PROBLEM DESCRIPTION
Copy every record exactly. Nothing may be skipped.

--- DATA EXCERPTS Enclosed Below ---

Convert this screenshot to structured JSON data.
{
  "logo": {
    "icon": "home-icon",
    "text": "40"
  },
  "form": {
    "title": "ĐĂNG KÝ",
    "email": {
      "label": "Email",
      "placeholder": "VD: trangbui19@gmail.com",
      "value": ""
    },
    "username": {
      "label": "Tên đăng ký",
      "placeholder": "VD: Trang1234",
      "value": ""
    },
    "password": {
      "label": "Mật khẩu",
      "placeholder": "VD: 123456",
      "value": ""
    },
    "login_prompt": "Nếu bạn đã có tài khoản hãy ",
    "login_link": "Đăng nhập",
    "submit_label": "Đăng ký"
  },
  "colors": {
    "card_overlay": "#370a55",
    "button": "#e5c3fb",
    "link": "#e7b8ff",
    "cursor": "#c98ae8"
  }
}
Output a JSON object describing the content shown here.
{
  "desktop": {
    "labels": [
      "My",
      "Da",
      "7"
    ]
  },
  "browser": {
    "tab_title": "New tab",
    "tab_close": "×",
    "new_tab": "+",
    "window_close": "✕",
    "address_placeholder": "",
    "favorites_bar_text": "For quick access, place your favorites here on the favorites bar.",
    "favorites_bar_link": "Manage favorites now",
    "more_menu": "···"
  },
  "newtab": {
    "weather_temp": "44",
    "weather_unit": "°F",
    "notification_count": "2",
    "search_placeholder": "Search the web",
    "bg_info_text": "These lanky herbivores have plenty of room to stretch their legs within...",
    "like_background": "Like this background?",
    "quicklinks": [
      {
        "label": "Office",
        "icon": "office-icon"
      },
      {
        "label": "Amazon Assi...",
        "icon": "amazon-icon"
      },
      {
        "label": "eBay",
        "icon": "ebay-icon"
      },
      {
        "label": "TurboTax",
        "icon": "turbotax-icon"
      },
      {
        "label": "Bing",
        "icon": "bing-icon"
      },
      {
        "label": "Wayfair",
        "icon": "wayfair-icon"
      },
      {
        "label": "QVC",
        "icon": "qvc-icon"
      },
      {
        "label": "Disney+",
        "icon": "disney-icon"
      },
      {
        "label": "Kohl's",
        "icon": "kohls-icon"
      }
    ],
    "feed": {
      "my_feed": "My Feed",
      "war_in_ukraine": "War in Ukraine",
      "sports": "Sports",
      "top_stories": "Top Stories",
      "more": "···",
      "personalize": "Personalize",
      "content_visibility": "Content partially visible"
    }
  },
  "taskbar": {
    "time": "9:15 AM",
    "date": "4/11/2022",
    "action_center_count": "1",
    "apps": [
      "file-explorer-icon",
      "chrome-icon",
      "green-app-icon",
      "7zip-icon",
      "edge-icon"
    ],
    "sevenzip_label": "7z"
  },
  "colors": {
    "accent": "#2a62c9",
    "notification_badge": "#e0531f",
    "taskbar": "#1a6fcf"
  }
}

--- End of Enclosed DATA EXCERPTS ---

OUTPUT
Convert this screenshot to structured JSON data.
{
  "logo": {
    "icon": "home-icon",
    "text": "40"
  },
  "form": {
    "title": "ĐĂNG KÝ",
    "email": {
      "label": "Email",
      "placeholder": "VD: trangbui19@gmail.com",
      "value": ""
    },
    "username": {
      "label": "Tên đăng ký",
      "placeholder": "VD: Trang1234",
      "value": ""
    },
    "password": {
      "label": "Mật khẩu",
      "placeholder": "VD: 123456",
      "value": ""
    },
    "login_prompt": "Nếu bạn đã có tài khoản hãy ",
    "login_link": "Đăng nhập",
    "submit_label": "Đăng ký"
  },
  "colors": {
    "card_overlay": "#370a55",
    "button": "#e5c3fb",
    "link": "#e7b8ff",
    "cursor": "#c98ae8"
  }
}
Output a JSON object describing the content shown here.
{
  "desktop": {
    "labels": [
      "My",
      "Da",
      "7"
    ]
  },
  "browser": {
    "tab_title": "New tab",
    "tab_close": "×",
    "new_tab": "+",
    "window_close": "✕",
    "address_placeholder": "",
    "favorites_bar_text": "For quick access, place your favorites here on the favorites bar.",
    "favorites_bar_link": "Manage favorites now",
    "more_menu": "···"
  },
  "newtab": {
    "weather_temp": "44",
    "weather_unit": "°F",
    "notification_count": "2",
    "search_placeholder": "Search the web",
    "bg_info_text": "These lanky herbivores have plenty of room to stretch their legs within...",
    "like_background": "Like this background?",
    "quicklinks": [
      {
        "label": "Office",
        "icon": "office-icon"
      },
      {
        "label": "Amazon Assi...",
        "icon": "amazon-icon"
      },
      {
        "label": "eBay",
        "icon": "ebay-icon"
      },
      {
        "label": "TurboTax",
        "icon": "turbotax-icon"
      },
      {
        "label": "Bing",
        "icon": "bing-icon"
      },
      {
        "label": "Wayfair",
        "icon": "wayfair-icon"
      },
      {
        "label": "QVC",
        "icon": "qvc-icon"
      },
      {
        "label": "Disney+",
        "icon": "disney-icon"
      },
      {
        "label": "Kohl's",
        "icon": "kohls-icon"
      }
    ],
    "feed": {
      "my_feed": "My Feed",
      "war_in_ukraine": "War in Ukraine",
      "sports": "Sports",
      "top_stories": "Top Stories",
      "more": "···",
      "personalize": "Personalize",
      "content_visibility": "Content partially visible"
    }
  },
  "taskbar": {
    "time": "9:15 AM",
    "date": "4/11/2022",
    "action_center_count": "1",
    "apps": [
      "file-explorer-icon",
      "chrome-icon",
      "green-app-icon",
      "7zip-icon",
      "edge-icon"
    ],
    "sevenzip_label": "7z"
  },
  "colors": {
    "accent": "#2a62c9",
    "notification_badge": "#e0531f",
    "taskbar": "#1a6fcf"
  }
}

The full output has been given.